RECORDED INFORMATION —
•••

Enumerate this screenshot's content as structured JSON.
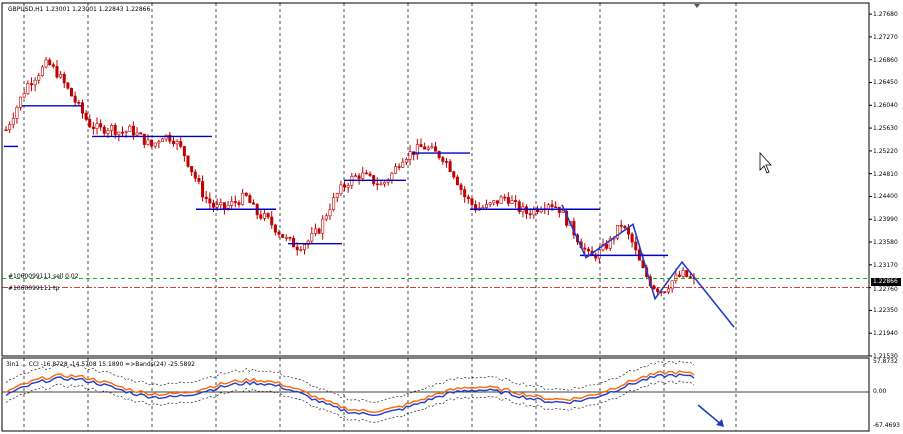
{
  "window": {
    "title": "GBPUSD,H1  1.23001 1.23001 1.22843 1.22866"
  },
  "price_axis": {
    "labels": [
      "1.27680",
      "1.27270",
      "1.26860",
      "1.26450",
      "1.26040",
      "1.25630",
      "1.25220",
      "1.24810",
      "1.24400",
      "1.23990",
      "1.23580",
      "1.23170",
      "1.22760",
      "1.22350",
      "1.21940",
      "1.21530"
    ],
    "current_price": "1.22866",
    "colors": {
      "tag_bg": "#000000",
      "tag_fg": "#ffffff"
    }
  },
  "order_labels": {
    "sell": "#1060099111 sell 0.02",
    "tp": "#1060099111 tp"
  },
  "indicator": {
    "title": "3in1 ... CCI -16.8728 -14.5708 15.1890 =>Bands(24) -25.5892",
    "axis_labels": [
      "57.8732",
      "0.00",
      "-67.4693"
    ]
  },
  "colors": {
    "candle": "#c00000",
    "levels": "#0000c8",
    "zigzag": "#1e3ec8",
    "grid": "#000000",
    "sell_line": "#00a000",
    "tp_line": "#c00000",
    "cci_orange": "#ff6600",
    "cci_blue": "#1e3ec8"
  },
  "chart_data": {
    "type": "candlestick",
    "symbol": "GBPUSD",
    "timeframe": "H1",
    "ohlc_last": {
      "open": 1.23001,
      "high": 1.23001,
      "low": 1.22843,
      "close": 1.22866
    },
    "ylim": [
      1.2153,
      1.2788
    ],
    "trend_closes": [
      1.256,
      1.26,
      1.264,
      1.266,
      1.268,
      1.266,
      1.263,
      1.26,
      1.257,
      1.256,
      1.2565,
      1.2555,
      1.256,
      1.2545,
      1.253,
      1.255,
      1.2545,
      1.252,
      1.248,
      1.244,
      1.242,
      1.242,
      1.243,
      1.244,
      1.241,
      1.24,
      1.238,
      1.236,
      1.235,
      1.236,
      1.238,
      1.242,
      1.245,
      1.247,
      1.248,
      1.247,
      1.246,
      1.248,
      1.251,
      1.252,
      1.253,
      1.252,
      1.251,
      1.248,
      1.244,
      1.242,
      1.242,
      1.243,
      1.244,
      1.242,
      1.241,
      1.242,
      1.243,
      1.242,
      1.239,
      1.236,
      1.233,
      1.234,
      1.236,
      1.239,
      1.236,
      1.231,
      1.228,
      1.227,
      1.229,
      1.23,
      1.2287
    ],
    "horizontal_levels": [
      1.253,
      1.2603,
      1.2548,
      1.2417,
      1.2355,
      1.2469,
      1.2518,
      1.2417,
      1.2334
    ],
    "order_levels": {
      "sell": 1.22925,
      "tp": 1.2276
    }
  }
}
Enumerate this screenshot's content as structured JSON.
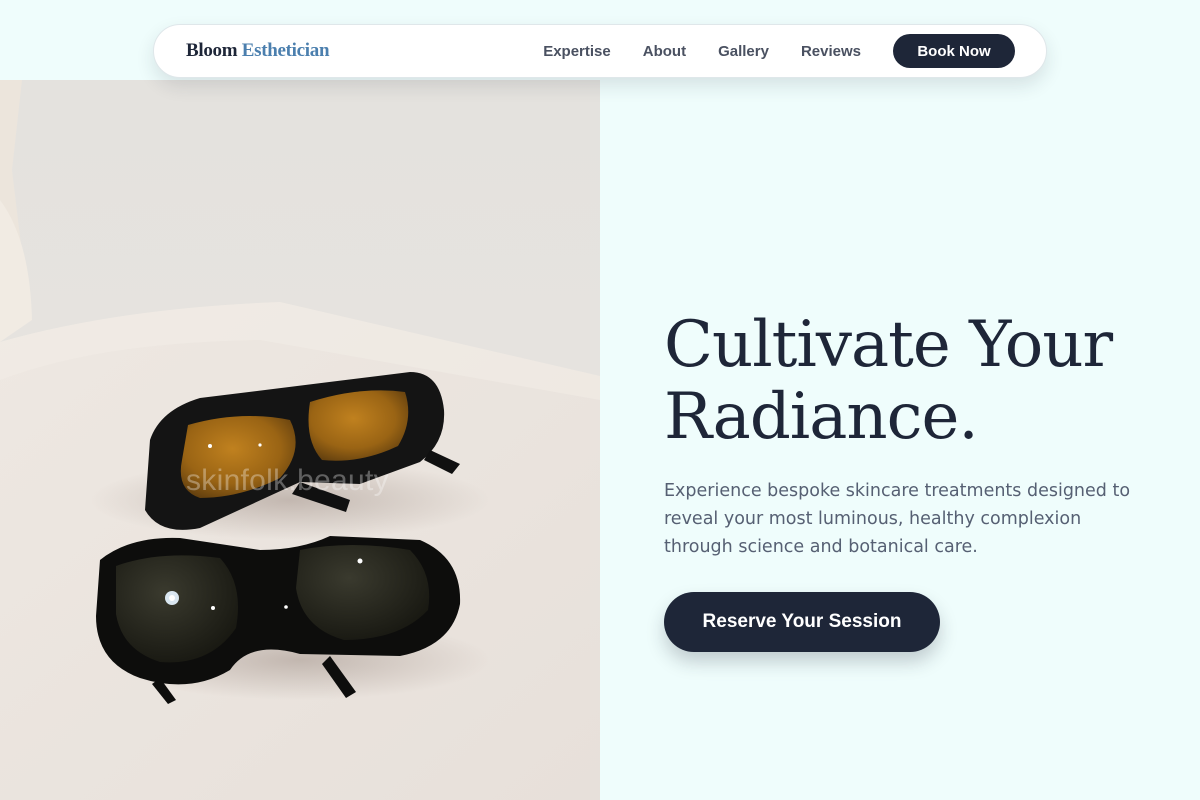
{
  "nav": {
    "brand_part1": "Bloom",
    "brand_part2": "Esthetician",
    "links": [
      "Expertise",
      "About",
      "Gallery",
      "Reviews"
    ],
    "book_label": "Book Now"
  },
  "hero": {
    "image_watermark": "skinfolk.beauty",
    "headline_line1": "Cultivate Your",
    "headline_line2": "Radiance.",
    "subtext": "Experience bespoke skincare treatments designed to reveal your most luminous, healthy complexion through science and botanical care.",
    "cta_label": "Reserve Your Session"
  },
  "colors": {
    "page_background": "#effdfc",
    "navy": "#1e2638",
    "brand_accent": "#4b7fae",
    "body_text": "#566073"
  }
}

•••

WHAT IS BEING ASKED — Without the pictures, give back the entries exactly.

WORKED SOLUTION —
Enumerate this screenshot's content as structured JSON.
{
  "window": {
    "title": "GBPUSD,H1  1.23001 1.23001 1.22843 1.22866"
  },
  "price_axis": {
    "labels": [
      "1.27680",
      "1.27270",
      "1.26860",
      "1.26450",
      "1.26040",
      "1.25630",
      "1.25220",
      "1.24810",
      "1.24400",
      "1.23990",
      "1.23580",
      "1.23170",
      "1.22760",
      "1.22350",
      "1.21940",
      "1.21530"
    ],
    "current_price": "1.22866",
    "colors": {
      "tag_bg": "#000000",
      "tag_fg": "#ffffff"
    }
  },
  "order_labels": {
    "sell": "#1060099111 sell 0.02",
    "tp": "#1060099111 tp"
  },
  "indicator": {
    "title": "3in1 ... CCI -16.8728 -14.5708 15.1890 =>Bands(24) -25.5892",
    "axis_labels": [
      "57.8732",
      "0.00",
      "-67.4693"
    ]
  },
  "colors": {
    "candle": "#c00000",
    "levels": "#0000c8",
    "zigzag": "#1e3ec8",
    "grid": "#000000",
    "sell_line": "#00a000",
    "tp_line": "#c00000",
    "cci_orange": "#ff6600",
    "cci_blue": "#1e3ec8"
  },
  "chart_data": {
    "type": "candlestick",
    "symbol": "GBPUSD",
    "timeframe": "H1",
    "ohlc_last": {
      "open": 1.23001,
      "high": 1.23001,
      "low": 1.22843,
      "close": 1.22866
    },
    "ylim": [
      1.2153,
      1.2788
    ],
    "trend_closes": [
      1.256,
      1.26,
      1.264,
      1.266,
      1.268,
      1.266,
      1.263,
      1.26,
      1.257,
      1.256,
      1.2565,
      1.2555,
      1.256,
      1.2545,
      1.253,
      1.255,
      1.2545,
      1.252,
      1.248,
      1.244,
      1.242,
      1.242,
      1.243,
      1.244,
      1.241,
      1.24,
      1.238,
      1.236,
      1.235,
      1.236,
      1.238,
      1.242,
      1.245,
      1.247,
      1.248,
      1.247,
      1.246,
      1.248,
      1.251,
      1.252,
      1.253,
      1.252,
      1.251,
      1.248,
      1.244,
      1.242,
      1.242,
      1.243,
      1.244,
      1.242,
      1.241,
      1.242,
      1.243,
      1.242,
      1.239,
      1.236,
      1.233,
      1.234,
      1.236,
      1.239,
      1.236,
      1.231,
      1.228,
      1.227,
      1.229,
      1.23,
      1.2287
    ],
    "horizontal_levels": [
      1.253,
      1.2603,
      1.2548,
      1.2417,
      1.2355,
      1.2469,
      1.2518,
      1.2417,
      1.2334
    ],
    "order_levels": {
      "sell": 1.22925,
      "tp": 1.2276
    }
  }
}
Enumerate this screenshot's content as structured JSON.
{
  "nav": {
    "brand_part1": "Bloom",
    "brand_part2": "Esthetician",
    "links": [
      "Expertise",
      "About",
      "Gallery",
      "Reviews"
    ],
    "book_label": "Book Now"
  },
  "hero": {
    "image_watermark": "skinfolk.beauty",
    "headline_line1": "Cultivate Your",
    "headline_line2": "Radiance.",
    "subtext": "Experience bespoke skincare treatments designed to reveal your most luminous, healthy complexion through science and botanical care.",
    "cta_label": "Reserve Your Session"
  },
  "colors": {
    "page_background": "#effdfc",
    "navy": "#1e2638",
    "brand_accent": "#4b7fae",
    "body_text": "#566073"
  }
}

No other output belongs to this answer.